### Records to use
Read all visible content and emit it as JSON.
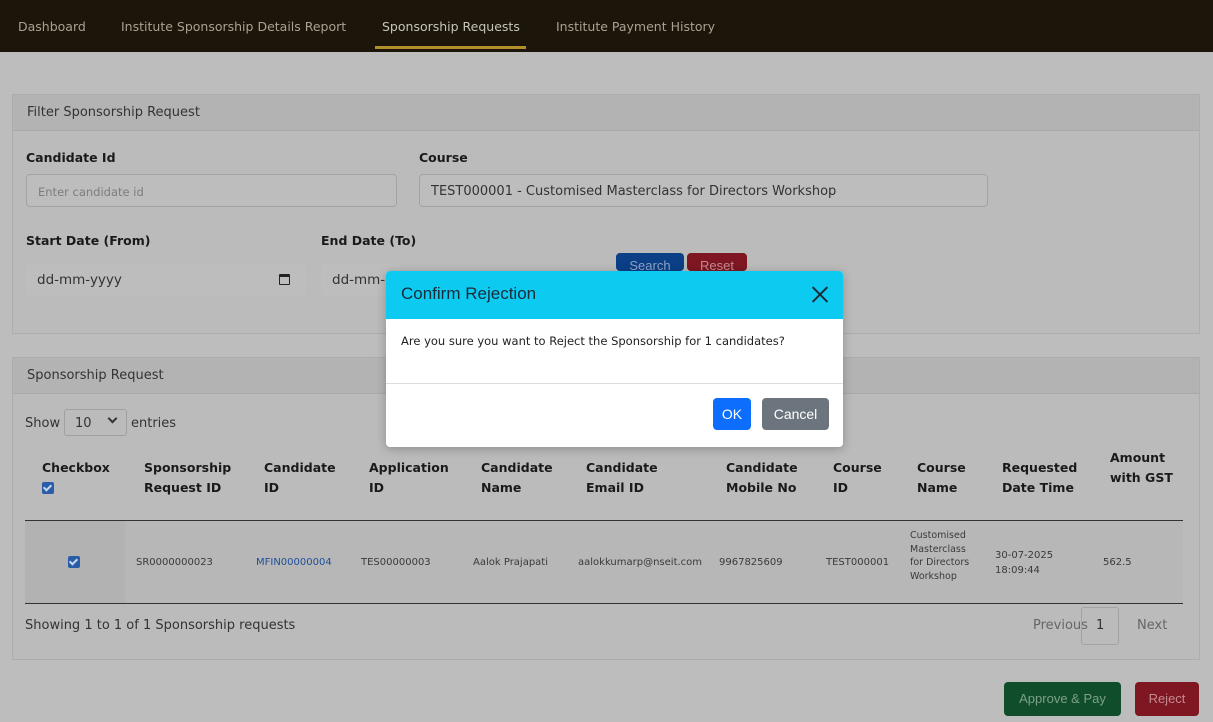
{
  "nav": {
    "items": [
      "Dashboard",
      "Institute Sponsorship Details Report",
      "Sponsorship Requests",
      "Institute Payment History"
    ],
    "active": "Sponsorship Requests"
  },
  "filter": {
    "title": "Filter Sponsorship Request",
    "candidate_id_label": "Candidate Id",
    "candidate_id_placeholder": "Enter candidate id",
    "course_label": "Course",
    "course_value": "TEST000001 - Customised Masterclass for Directors Workshop",
    "start_label": "Start Date (From)",
    "start_value": "dd-mm-yyyy",
    "end_label": "End Date (To)",
    "end_value": "dd-mm-",
    "search_label": "Search",
    "reset_label": "Reset"
  },
  "requests": {
    "title": "Sponsorship Request",
    "show_label": "Show",
    "entries_value": "10",
    "entries_label": "entries",
    "columns": [
      "Checkbox",
      "Sponsorship Request ID",
      "Candidate ID",
      "Application ID",
      "Candidate Name",
      "Candidate Email ID",
      "Candidate Mobile No",
      "Course ID",
      "Course Name",
      "Requested Date Time",
      "Amount with GST"
    ],
    "rows": [
      {
        "checked": true,
        "request_id": "SR0000000023",
        "candidate_id": "MFIN00000004",
        "application_id": "TES00000003",
        "name": "Aalok Prajapati",
        "email": "aalokkumarp@nseit.com",
        "mobile": "9967825609",
        "course_id": "TEST000001",
        "course_name": "Customised Masterclass for Directors Workshop",
        "requested": "30-07-2025 18:09:44",
        "amount": "562.5"
      }
    ],
    "summary": "Showing 1 to 1 of 1 Sponsorship requests",
    "previous": "Previous",
    "page": "1",
    "next": "Next"
  },
  "actions": {
    "approve": "Approve & Pay",
    "reject": "Reject"
  },
  "modal": {
    "title": "Confirm Rejection",
    "message": "Are you sure you want to Reject the Sponsorship for 1 candidates?",
    "ok": "OK",
    "cancel": "Cancel"
  },
  "colors": {
    "modal_header": "#0dcaf0",
    "ok": "#0d6efd",
    "cancel": "#6c757d",
    "nav_bg": "#1b1609",
    "nav_accent": "#b38f2c"
  }
}
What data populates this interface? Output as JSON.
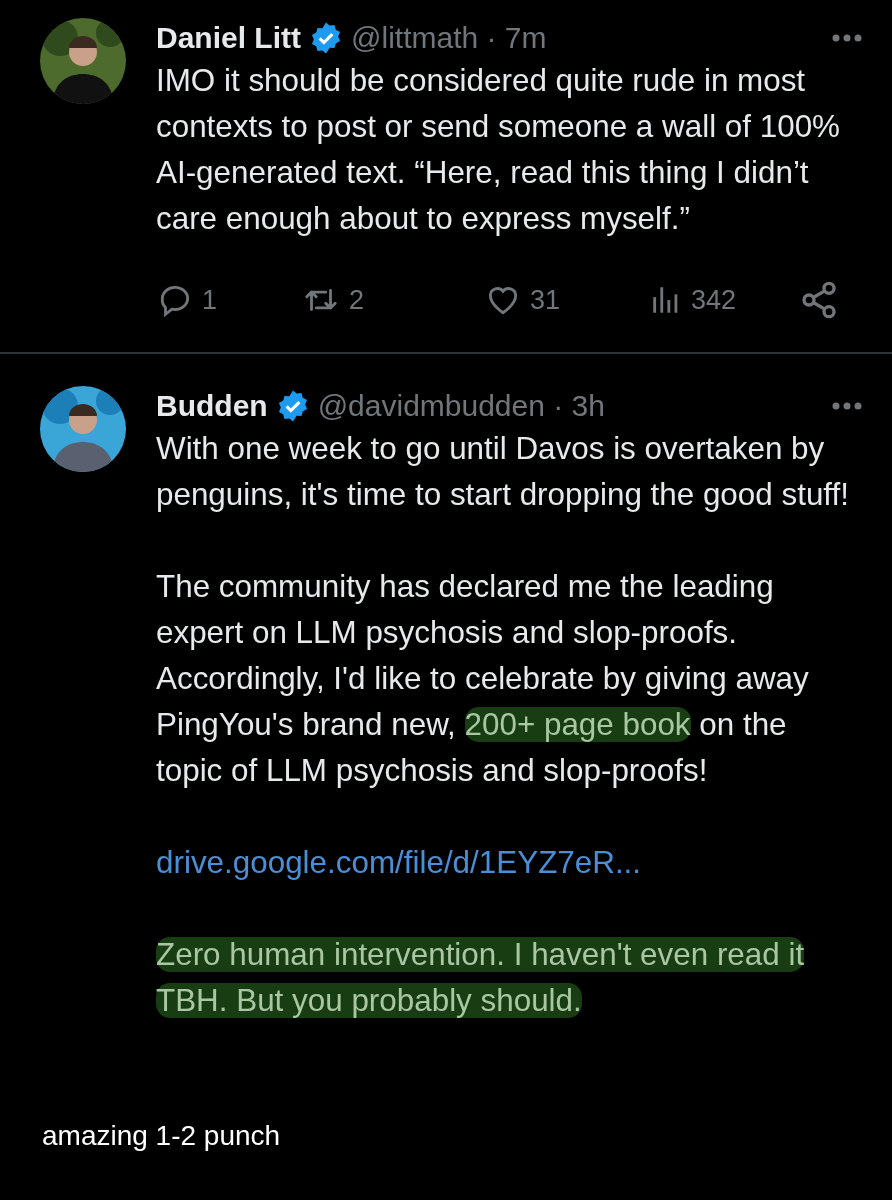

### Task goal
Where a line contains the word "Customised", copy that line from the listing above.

### Exercise answer
    "course_value": "TEST000001 - Customised Masterclass for Directors Workshop",
        "course_name": "Customised Masterclass for Directors Workshop",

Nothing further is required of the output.